What you will do:
State how many lines in the entries below hold the word "true", with nothing besides the number.

Supplied data:
▬▬▬▬▬▬
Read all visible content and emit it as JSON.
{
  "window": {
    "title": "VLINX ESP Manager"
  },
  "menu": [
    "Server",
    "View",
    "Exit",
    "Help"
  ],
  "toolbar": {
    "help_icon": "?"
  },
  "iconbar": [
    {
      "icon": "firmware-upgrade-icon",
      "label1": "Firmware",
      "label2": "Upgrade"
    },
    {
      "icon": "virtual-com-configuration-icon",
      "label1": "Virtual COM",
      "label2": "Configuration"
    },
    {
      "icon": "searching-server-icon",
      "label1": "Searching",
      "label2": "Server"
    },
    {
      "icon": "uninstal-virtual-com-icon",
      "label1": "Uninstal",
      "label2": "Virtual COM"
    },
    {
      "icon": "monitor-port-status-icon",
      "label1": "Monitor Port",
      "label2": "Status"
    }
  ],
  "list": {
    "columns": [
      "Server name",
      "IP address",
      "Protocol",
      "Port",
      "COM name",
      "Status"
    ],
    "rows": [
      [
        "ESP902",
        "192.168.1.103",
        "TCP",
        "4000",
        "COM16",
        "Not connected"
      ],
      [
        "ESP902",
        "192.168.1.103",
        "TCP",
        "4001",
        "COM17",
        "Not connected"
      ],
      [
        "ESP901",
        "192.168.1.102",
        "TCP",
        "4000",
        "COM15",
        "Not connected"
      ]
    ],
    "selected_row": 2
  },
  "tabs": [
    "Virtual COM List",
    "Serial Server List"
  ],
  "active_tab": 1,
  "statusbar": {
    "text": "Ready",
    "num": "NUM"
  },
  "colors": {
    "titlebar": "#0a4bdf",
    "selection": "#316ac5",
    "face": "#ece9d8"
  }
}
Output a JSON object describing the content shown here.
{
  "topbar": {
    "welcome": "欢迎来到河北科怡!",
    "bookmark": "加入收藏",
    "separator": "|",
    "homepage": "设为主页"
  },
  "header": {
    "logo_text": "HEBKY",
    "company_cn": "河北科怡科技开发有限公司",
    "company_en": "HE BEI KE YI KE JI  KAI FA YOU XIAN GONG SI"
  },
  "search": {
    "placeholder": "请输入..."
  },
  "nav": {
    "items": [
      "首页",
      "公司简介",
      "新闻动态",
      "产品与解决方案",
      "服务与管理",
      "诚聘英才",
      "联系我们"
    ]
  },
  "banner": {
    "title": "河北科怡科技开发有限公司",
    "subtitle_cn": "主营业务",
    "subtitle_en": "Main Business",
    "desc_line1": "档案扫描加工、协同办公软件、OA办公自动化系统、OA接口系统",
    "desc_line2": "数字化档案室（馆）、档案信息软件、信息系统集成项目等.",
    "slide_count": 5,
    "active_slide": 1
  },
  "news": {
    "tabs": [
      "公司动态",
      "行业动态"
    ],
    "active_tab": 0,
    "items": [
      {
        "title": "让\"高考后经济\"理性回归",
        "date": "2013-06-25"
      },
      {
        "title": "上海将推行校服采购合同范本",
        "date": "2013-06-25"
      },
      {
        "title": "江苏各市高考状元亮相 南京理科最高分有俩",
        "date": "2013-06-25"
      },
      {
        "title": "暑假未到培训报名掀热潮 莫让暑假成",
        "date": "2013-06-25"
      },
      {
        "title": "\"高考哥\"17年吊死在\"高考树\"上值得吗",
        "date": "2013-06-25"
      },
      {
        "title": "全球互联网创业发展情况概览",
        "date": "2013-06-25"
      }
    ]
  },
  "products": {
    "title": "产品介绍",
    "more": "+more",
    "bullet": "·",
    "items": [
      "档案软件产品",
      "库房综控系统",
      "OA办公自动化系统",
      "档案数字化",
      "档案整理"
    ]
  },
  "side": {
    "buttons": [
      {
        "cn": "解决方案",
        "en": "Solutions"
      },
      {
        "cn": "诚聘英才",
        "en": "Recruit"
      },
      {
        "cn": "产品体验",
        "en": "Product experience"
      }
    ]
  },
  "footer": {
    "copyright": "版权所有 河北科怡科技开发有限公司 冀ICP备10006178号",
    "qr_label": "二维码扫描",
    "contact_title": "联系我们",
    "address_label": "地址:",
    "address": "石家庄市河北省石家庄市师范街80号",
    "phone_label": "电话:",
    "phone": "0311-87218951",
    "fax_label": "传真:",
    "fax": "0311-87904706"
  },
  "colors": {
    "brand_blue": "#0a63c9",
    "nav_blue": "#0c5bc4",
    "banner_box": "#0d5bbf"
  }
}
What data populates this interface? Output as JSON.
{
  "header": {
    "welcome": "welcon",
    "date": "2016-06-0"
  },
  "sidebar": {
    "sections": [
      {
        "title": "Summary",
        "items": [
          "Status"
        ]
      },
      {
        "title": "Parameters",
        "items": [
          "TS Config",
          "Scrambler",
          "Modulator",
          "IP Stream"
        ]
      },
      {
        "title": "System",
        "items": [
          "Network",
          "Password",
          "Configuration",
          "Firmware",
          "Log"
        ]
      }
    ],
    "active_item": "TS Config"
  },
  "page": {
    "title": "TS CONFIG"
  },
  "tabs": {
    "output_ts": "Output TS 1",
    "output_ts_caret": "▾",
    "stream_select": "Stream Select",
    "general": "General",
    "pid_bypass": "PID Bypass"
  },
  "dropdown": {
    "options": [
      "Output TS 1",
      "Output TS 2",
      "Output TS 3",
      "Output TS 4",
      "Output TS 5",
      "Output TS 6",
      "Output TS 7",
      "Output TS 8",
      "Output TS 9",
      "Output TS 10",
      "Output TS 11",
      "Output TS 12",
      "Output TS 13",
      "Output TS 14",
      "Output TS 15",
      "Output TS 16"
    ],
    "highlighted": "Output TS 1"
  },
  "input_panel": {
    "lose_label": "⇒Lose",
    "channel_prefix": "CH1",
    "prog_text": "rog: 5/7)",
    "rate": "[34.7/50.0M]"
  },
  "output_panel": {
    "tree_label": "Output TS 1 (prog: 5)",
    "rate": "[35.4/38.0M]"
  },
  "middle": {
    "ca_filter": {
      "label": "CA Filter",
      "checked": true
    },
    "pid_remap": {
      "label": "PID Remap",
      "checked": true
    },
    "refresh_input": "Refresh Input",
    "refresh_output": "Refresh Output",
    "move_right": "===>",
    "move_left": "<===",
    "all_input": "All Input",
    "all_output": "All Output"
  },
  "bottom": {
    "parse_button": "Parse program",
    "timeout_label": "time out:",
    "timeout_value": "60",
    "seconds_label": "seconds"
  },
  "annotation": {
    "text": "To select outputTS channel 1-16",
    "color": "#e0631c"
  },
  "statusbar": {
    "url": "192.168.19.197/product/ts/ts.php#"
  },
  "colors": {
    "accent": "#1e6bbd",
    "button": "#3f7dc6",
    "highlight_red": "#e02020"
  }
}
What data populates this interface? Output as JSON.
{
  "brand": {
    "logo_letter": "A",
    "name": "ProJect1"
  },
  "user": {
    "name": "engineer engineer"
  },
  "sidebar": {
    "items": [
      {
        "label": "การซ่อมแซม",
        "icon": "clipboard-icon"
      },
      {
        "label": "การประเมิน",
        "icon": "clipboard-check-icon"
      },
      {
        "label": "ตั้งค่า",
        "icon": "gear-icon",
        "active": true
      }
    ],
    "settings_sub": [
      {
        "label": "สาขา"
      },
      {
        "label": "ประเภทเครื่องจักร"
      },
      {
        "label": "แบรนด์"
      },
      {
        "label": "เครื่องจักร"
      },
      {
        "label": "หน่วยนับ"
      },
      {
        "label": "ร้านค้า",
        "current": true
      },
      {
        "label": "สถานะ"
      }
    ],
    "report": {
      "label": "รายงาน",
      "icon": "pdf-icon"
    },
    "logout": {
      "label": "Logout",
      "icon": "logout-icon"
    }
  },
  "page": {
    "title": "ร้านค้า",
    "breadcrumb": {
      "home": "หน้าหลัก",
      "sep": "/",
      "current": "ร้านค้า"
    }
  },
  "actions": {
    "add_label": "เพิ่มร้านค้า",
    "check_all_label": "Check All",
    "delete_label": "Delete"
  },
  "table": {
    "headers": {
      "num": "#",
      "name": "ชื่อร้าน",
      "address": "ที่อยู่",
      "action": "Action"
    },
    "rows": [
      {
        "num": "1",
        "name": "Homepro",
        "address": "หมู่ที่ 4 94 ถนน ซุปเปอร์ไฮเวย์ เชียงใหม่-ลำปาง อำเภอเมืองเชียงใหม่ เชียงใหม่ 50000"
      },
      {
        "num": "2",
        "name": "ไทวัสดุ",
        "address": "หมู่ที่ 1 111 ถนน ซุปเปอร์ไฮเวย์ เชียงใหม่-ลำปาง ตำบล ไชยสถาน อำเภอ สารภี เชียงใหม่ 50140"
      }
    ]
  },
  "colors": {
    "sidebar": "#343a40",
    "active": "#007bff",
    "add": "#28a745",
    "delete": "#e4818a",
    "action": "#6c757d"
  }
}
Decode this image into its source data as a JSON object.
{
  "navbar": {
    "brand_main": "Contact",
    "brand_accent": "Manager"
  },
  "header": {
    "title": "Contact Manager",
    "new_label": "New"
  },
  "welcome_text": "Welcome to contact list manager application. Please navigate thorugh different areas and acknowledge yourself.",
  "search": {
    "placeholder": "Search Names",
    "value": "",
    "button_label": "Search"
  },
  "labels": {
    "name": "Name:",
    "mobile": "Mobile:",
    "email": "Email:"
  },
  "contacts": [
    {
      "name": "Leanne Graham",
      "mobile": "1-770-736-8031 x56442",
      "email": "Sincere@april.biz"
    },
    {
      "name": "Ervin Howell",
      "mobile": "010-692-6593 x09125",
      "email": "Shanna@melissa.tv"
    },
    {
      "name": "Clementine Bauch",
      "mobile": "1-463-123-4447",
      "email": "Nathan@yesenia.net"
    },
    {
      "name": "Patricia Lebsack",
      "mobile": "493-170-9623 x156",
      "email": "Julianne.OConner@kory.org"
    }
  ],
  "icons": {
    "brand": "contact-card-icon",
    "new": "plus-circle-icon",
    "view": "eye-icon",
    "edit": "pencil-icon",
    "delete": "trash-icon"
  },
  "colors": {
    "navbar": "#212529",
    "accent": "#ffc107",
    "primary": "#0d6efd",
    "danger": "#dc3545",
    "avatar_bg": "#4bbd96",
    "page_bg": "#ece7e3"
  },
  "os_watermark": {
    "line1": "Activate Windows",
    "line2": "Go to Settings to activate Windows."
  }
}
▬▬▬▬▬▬
Written solution:
4